- Task statement
Every entry, start to finish, should be printed verbatim without pictures.

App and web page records
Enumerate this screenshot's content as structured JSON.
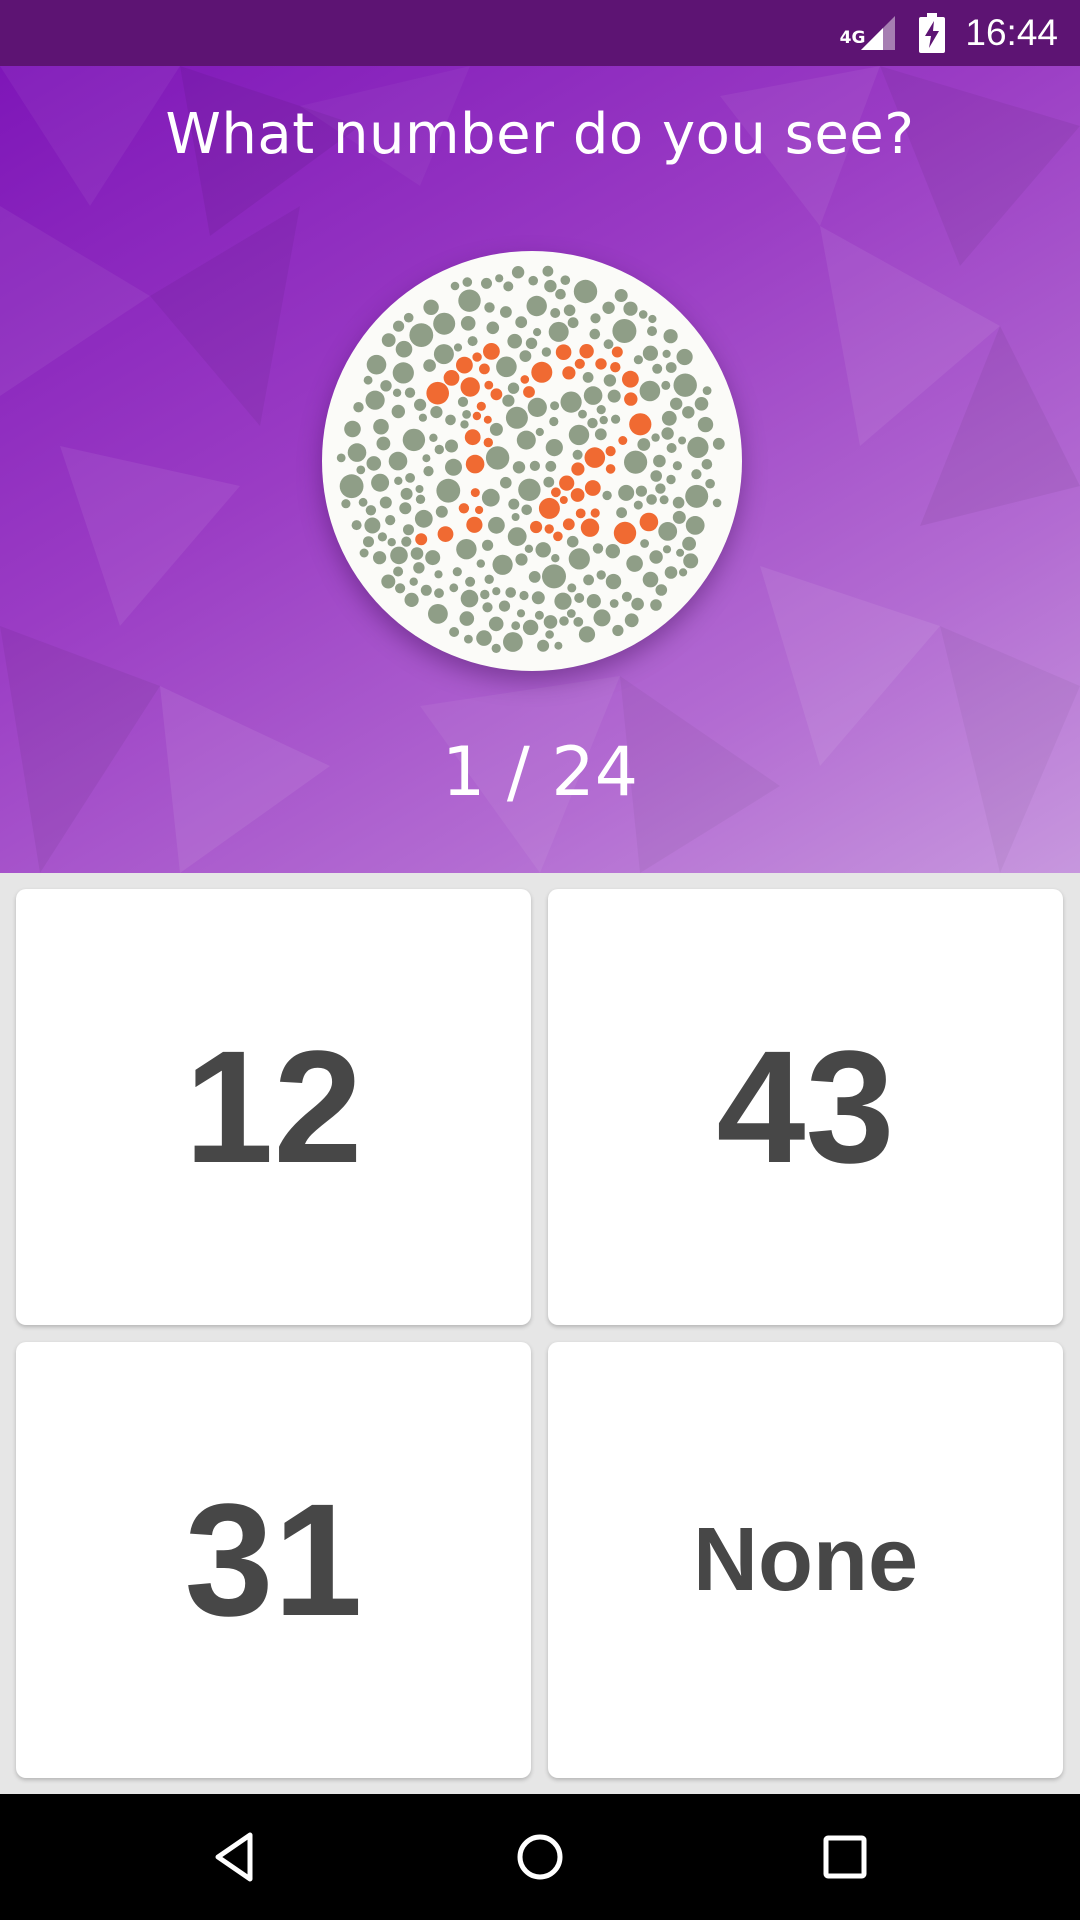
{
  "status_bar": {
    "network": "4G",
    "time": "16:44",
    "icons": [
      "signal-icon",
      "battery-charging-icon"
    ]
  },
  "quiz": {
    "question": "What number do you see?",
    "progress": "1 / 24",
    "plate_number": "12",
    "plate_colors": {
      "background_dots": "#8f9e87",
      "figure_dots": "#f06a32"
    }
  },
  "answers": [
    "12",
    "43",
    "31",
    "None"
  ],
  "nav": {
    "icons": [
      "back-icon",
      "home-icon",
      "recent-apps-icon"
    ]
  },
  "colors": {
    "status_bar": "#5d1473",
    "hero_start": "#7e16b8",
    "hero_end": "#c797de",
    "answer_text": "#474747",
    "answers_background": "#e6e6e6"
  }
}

- Solution to the problem
Enumerate this screenshot's content as structured JSON.
{
  "status_bar": {
    "network": "4G",
    "time": "16:44",
    "icons": [
      "signal-icon",
      "battery-charging-icon"
    ]
  },
  "quiz": {
    "question": "What number do you see?",
    "progress": "1 / 24",
    "plate_number": "12",
    "plate_colors": {
      "background_dots": "#8f9e87",
      "figure_dots": "#f06a32"
    }
  },
  "answers": [
    "12",
    "43",
    "31",
    "None"
  ],
  "nav": {
    "icons": [
      "back-icon",
      "home-icon",
      "recent-apps-icon"
    ]
  },
  "colors": {
    "status_bar": "#5d1473",
    "hero_start": "#7e16b8",
    "hero_end": "#c797de",
    "answer_text": "#474747",
    "answers_background": "#e6e6e6"
  }
}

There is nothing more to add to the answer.